Don Antonio made a motion to me to move her Majesty that, as now upon the Prince of Orange's death they must have a Governor and Head, if the Queen would be the means to work it for him, she should be assured nobody would be more faithfully tied in devotion to her than he. I beseech you that I may receive some answer to answer him.
I have sent you, as desired, very exactly the disposition of the Councillors here, especially of the resident Councillors.—Paris, 17 July 1584.
Copy by Sir Edward Stafford. 4 pp. [Murdin, pp. 412–415. In extenso. The original is in State Papers (France), Vol. LXXX.]
94. James VI. of Scotland to Mary Queen of Scots.
1584, July 22.Le peu de loysir que j'ay m'empeschera d'escrire pour cest foys aultre chose à V. M., sinon que je la remercie très humblement de Phonneur et faveur infinie qu'elle m'a faict de m'avoir envoyé visiter par Fontenay, frère de Nan, Secretaire de vos commandemens, estant le premier que j'ay eu de vostre part depuis vostre captivité. Je ne scauroys exprimer Pextreme consolation que j'en ay receu, ay ant entendu par luy plusieurs particularitez de vostre estat, et spécialement de l'incomprehensible affection maternelle qu'il vous plaist continuer en mon endroit, dont m'efrbrceray plus que jamais de me rendre par tous debvoirs d'humilité et d'obeisance en l'accomplissement de vos commandemens.
Le choix qu'il à pleu à V. M. faire dudit Fontenay, et la façon dont il a procédé jusques icy, me faict esperer contentement de sa part. Hors le général, il ne m'a encores déclaré que bienpeu de particularitez de voz intentions, specialement pour nostre parfaite union et association, laquelle sans faulte jepasseray incontinent, après le retour de my Lord Seton, que Fontenay me dit avoir retiré de Monsieur Glasgo les lettres patentes, et articles d'icelle pour luy servir par dela aux charges et negotiations que je luy ay commis. Cependant je prepareray aultant qu'il me sera possible les volontez de nos communs subjects a ratifier et avoir pour agréable la conclusion de nostre elite association.

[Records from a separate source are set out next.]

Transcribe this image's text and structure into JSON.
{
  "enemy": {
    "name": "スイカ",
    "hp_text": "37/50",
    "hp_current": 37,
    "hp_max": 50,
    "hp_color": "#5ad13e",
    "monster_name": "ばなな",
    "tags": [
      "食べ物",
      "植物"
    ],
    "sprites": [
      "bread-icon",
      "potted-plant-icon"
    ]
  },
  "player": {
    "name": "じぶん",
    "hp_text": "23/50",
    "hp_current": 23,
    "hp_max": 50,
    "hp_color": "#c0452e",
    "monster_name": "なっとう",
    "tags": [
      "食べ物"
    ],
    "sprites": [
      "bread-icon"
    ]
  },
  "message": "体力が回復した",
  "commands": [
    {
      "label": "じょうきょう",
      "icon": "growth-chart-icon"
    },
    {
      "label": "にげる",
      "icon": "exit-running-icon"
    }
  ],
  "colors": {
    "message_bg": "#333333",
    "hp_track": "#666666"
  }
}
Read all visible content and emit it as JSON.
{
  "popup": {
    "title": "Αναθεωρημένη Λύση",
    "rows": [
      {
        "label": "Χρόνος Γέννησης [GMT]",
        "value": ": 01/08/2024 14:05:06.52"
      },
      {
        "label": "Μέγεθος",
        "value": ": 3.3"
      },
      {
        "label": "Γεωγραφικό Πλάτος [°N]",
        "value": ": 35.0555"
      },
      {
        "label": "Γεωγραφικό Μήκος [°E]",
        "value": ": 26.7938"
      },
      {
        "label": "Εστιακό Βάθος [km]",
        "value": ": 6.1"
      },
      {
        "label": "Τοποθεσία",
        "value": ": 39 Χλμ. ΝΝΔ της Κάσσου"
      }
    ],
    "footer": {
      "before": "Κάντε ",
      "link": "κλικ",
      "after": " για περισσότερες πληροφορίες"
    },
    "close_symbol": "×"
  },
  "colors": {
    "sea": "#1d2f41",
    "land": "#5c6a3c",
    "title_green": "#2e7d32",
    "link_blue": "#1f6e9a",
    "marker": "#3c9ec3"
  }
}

Sans aultre recommendation de vostre part, la sympathie et conformité de nos complexions, avec le sentimeut que j'ay des injures et trahisons commises à l'endroit de vous par my Lord Lindsay, m'avoyt jà tout resolu d'en faire punition exemplaire, comme j'espère de ses semblables, sans qu'il m'en eschappe un seul de ceux que je pourray attraper. Incontinent que Fontenay m'aura faict entendre les aultres particularitez de sa negotiation, specialement des instructions secrettes que V. M. me defend de révéler jamais à personne, je ne failleray de vous escrire en bref mon advis sur le tout, et prendre telles directions qu'il vous plaira me prescrire. Quant à vostre delivrance, suivant la deliberation que de long temps j'en avoys prise, V. M. se peult asseurer qu'en bref j'envoyeray avec Fontenay quelcun des miens, pour recevoir la saincte bénédiction, et Tinformer de diverses miennes intentions, comme aussy pour requerir de la Hoyne d'Angleterre vostre délivrance que je soubhaite sur toutes les felicités de ce monde. Sur le tous je prometz à V. M. qu'elle recevra de moy tout le contentement qu'une bonne mère puisse esperer d'un très humble et très obéissant file. tel que je vous seray toute ma vie. En ceste volunté, vous ayant tres humblement baité les mains, &c.—De Falkland, ce 23 Juillet 1584.
Copy. 1 p. [Murdin, p. 434. In extenso. The original cipher is in State Papers (Mary, Queen of Scots), Vol. XIII., No. 37.]
Duplicate copy of preceding.
pp.
95. Horatio Palavicino.
[1584, July.]An account of the sums paid to Horatio Palavicino of Genoa, as interest for various sums of money owing to him by her Majesty, from 1 July 1581 to 1 July 1584, the interest amounting altogether to 10,209l. 13s.d.
1 p.